The fund was established under the Oil Pollution Act of 1990 to ensure the federal government is able to pay for the swift removal of spilled oil and compensate individuals, communities and businesses impacted by a spill disaster.
The Exxon Valdez oil spill taught us that speed and well-placed infrastructure can mean the difference between a small, containable incident and a full-scale environmental disaster. It is fitting that on the thirty-year anniversary of that devastating spill in Prince William Sound, we introduce legislation to permanently replenish and silo the federal fund that enables government agencies to quickly and capably deploy vessels and response measures to contain the release of oil in an American waterway, and make whole those communities and individuals impacted by a spill,
...said Senator Sullivan.
The bill maintains the existing nine-cent-per-barrel tax while establishing a $7 billion tax collection ceiling and $5 billion collection floor, indexed for inflation, to ensure the fund is adequately resourced over time.
The single incident payout claim would be doubled to $2 billion, and the natural resource damage claim would also be doubled to $1 billion.
Lastly, the legislation would create a biennial $10 million response and prevention grant program for research and technological development, and an annual $25 million prevention grant program for state programs to upgrade equipment and aging infrastructure, support strategic planning, and address abandoned or derelict vessels.

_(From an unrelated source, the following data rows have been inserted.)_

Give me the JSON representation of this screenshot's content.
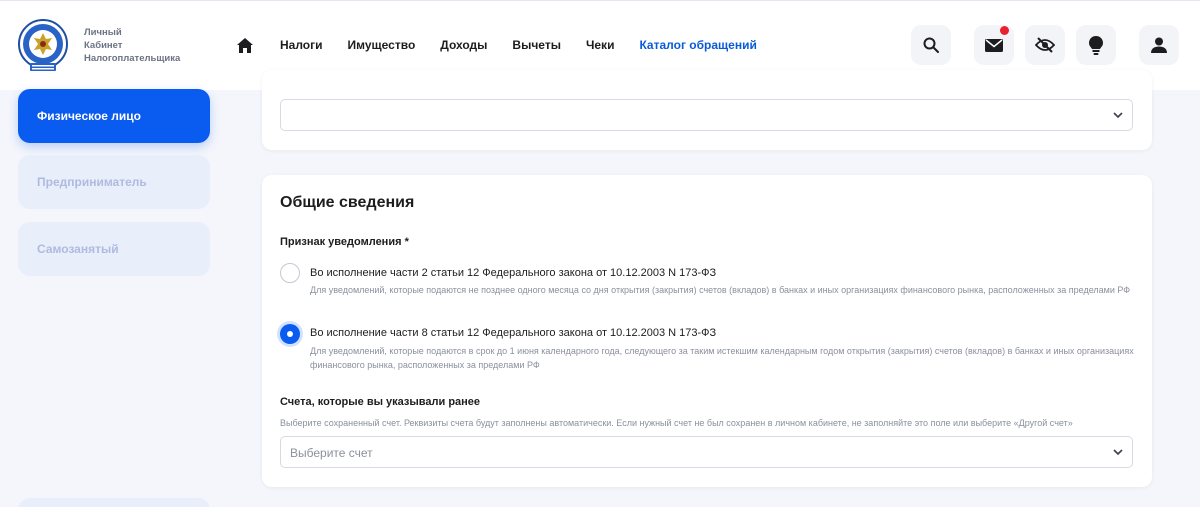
{
  "header": {
    "logo_lines": [
      "Личный",
      "Кабинет",
      "Налогоплательщика"
    ],
    "nav": [
      "Налоги",
      "Имущество",
      "Доходы",
      "Вычеты",
      "Чеки",
      "Каталог обращений"
    ],
    "active_nav": "Каталог обращений",
    "icons": [
      "search-icon",
      "mail-icon",
      "eye-off-icon",
      "lightbulb-icon",
      "user-icon"
    ],
    "has_notification": true
  },
  "sidebar": {
    "items": [
      "Физическое лицо",
      "Предприниматель",
      "Самозанятый"
    ],
    "active": "Физическое лицо"
  },
  "general": {
    "title": "Общие сведения",
    "notice_label": "Признак уведомления *",
    "options": [
      {
        "title": "Во исполнение части 2 статьи 12 Федерального закона от 10.12.2003 N 173-ФЗ",
        "description": "Для уведомлений, которые подаются не позднее одного месяца со дня открытия (закрытия) счетов (вкладов) в банках и иных организациях финансового рынка, расположенных за пределами РФ",
        "selected": false
      },
      {
        "title": "Во исполнение части 8 статьи 12 Федерального закона от 10.12.2003 N 173-ФЗ",
        "description": "Для уведомлений, которые подаются в срок до 1 июня календарного года, следующего за таким истекшим календарным годом открытия (закрытия) счетов (вкладов) в банках и иных организациях финансового рынка, расположенных за пределами РФ",
        "selected": true
      }
    ],
    "accounts_label": "Счета, которые вы указывали ранее",
    "accounts_hint": "Выберите сохраненный счет. Реквизиты счета будут заполнены автоматически. Если нужный счет не был сохранен в личном кабинете, не заполняйте это поле или выберите «Другой счет»",
    "accounts_placeholder": "Выберите счет"
  },
  "colors": {
    "accent": "#0a5bf0",
    "notification": "#e8212e"
  }
}
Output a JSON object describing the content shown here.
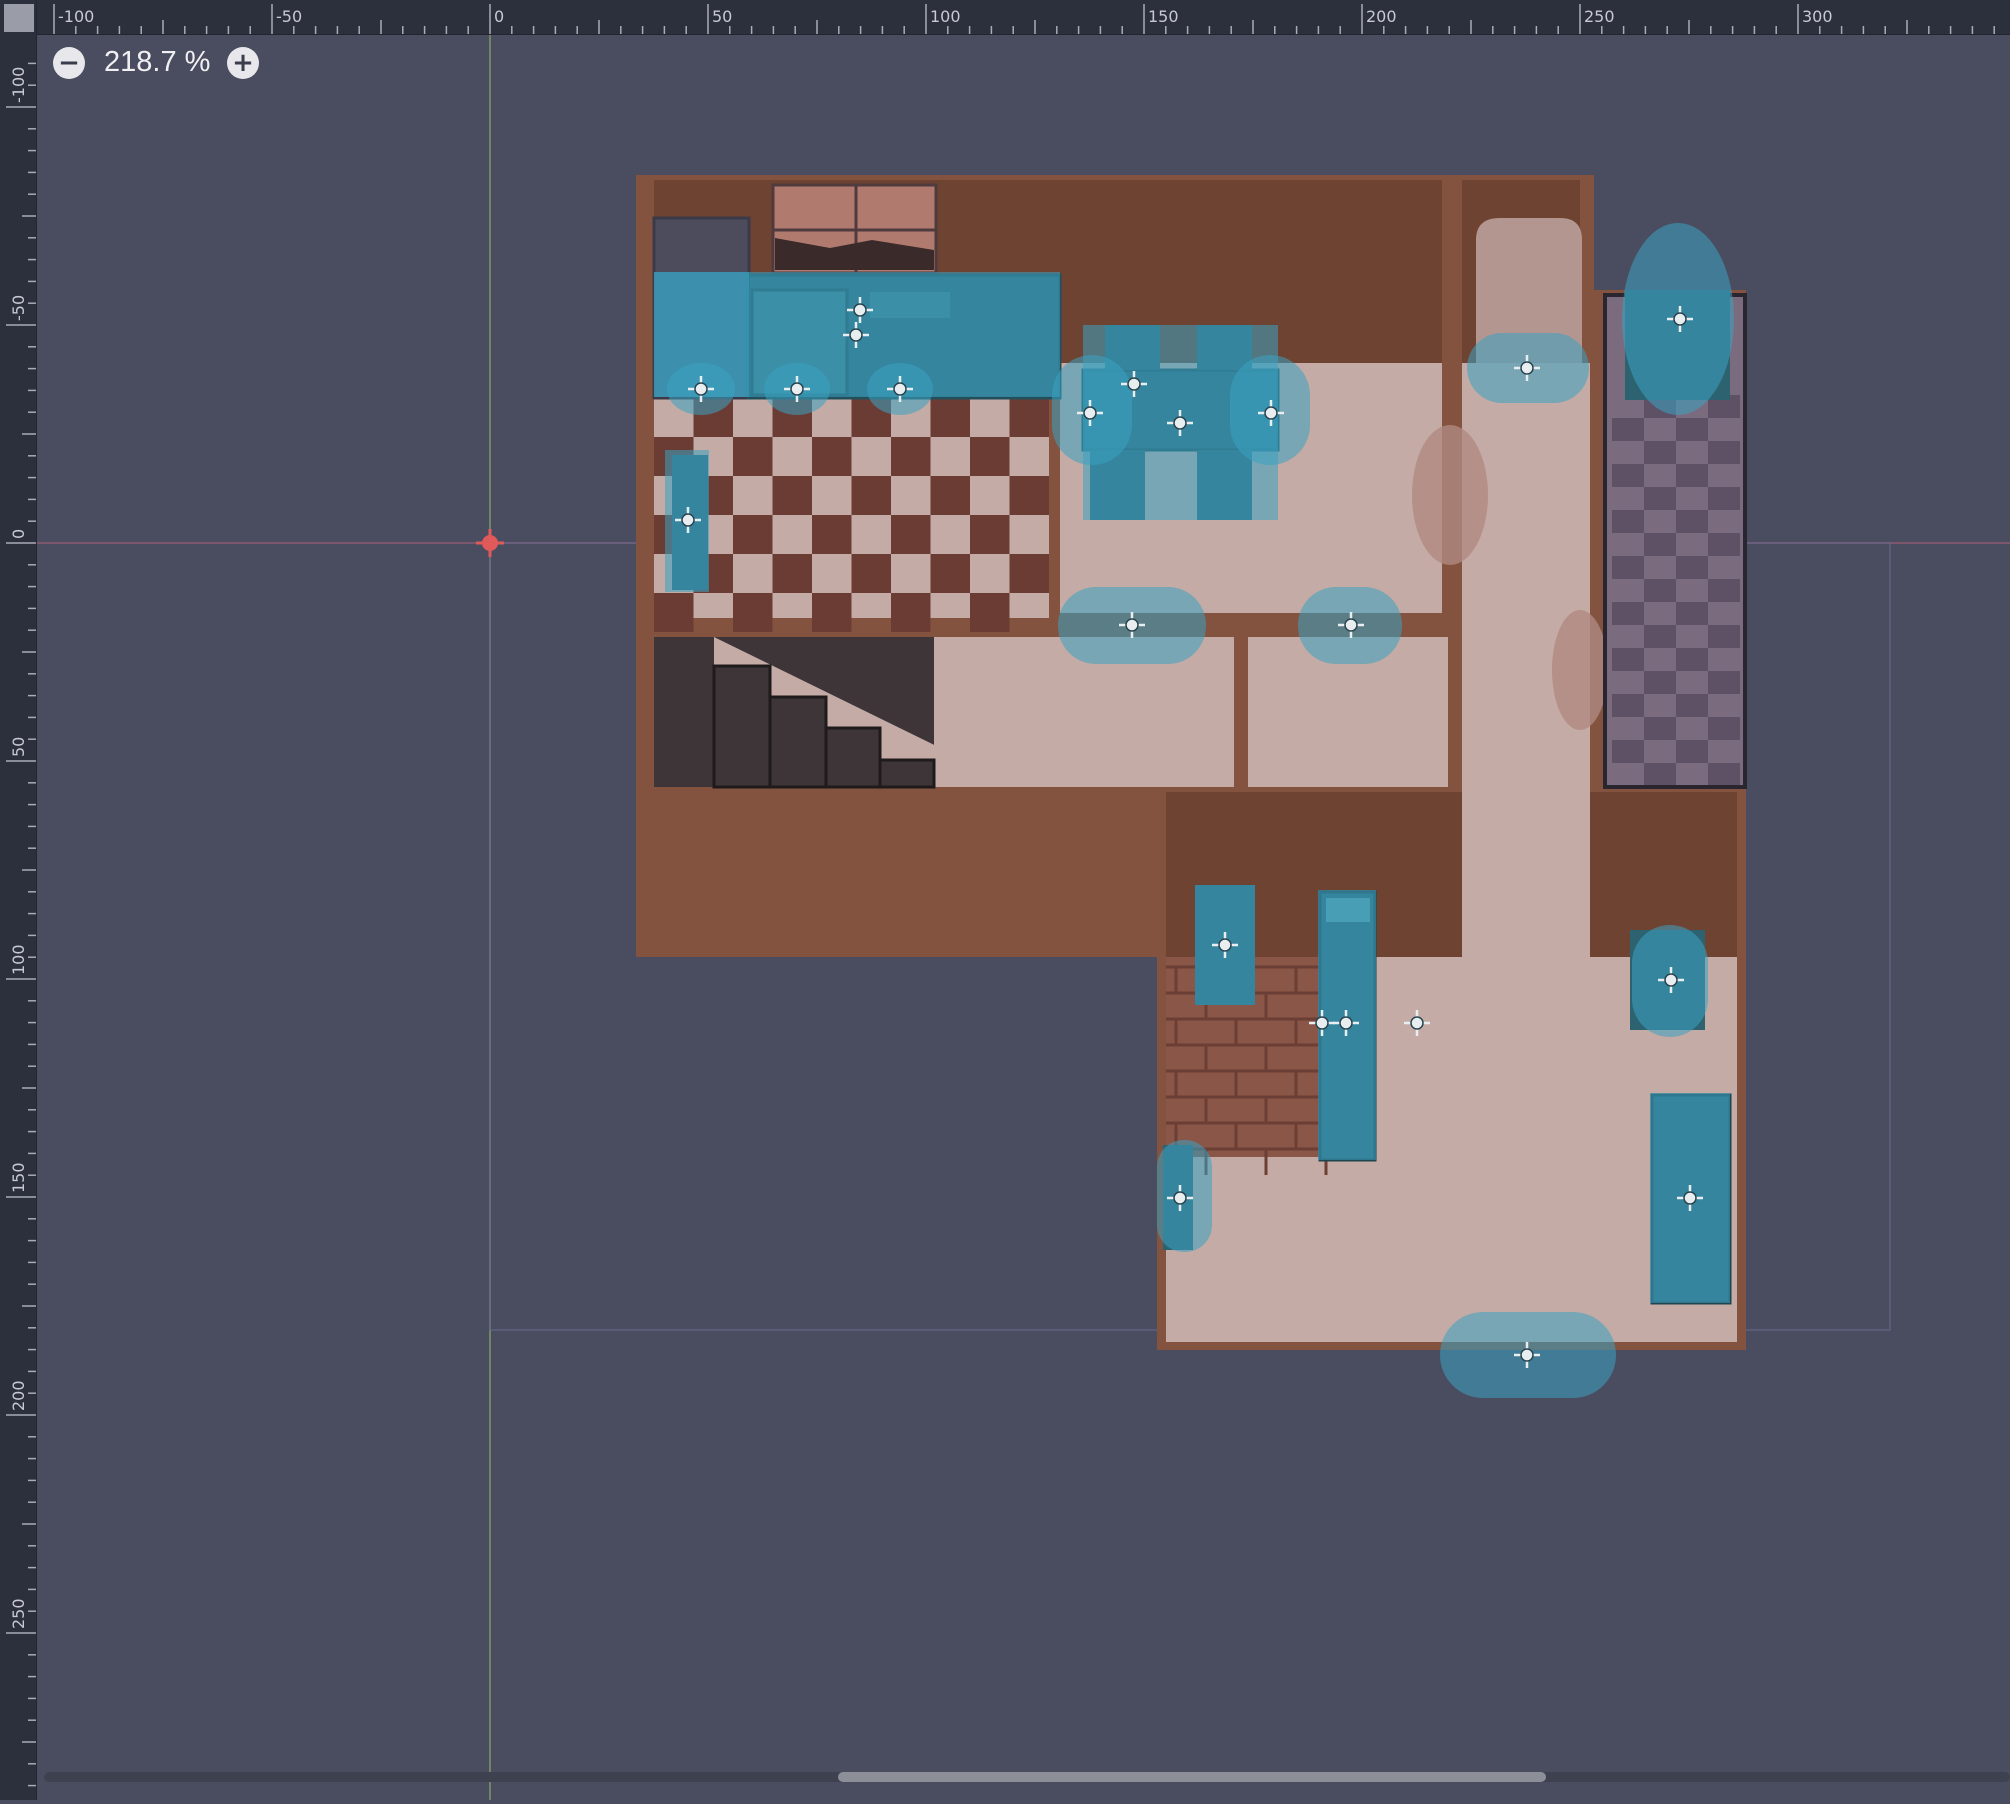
{
  "editor": {
    "zoom_label": "218.7 %",
    "zoom_out_icon": "minus-circle-icon",
    "zoom_in_icon": "plus-circle-icon"
  },
  "rulers": {
    "horizontal_labels": [
      "-100",
      "-50",
      "0",
      "50",
      "100",
      "150",
      "200",
      "250",
      "300"
    ],
    "vertical_labels": [
      "-100",
      "-50",
      "0",
      "50",
      "100",
      "150",
      "200",
      "250"
    ]
  },
  "colors": {
    "canvas_bg": "#4a4d60",
    "ruler_bg": "#2c2f3c",
    "wall": "#84533f",
    "wall_dark": "#6f4331",
    "floor": "#c4aba5",
    "checker_dark": "#6b3c34",
    "bathroom_tile": "#5e5166",
    "collision_fill": "#3aa3c1",
    "origin_marker": "#e05a5a",
    "axis_x": "#b05f79",
    "axis_y": "#9bc36a"
  },
  "scene": {
    "nodes": [
      {
        "name": "counter-collision"
      },
      {
        "name": "stove-collision"
      },
      {
        "name": "dining-table-collision"
      },
      {
        "name": "door-collision"
      },
      {
        "name": "bath-plant-collision"
      },
      {
        "name": "lamp-collision"
      },
      {
        "name": "bed-collision"
      },
      {
        "name": "chair-collision"
      },
      {
        "name": "dresser-collision"
      },
      {
        "name": "exit-door-collision"
      }
    ]
  }
}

Senator Sullivan drafted the legislation in consultation with the Prince William Sound and Cook Inlet Regional Citizens’ Advisory Councils (RCACs), non-profit corporations established in the wake of the Exxon Valdez oil spill to give voice and local monitoring authority to communities affected by oil and gas development in Alaska.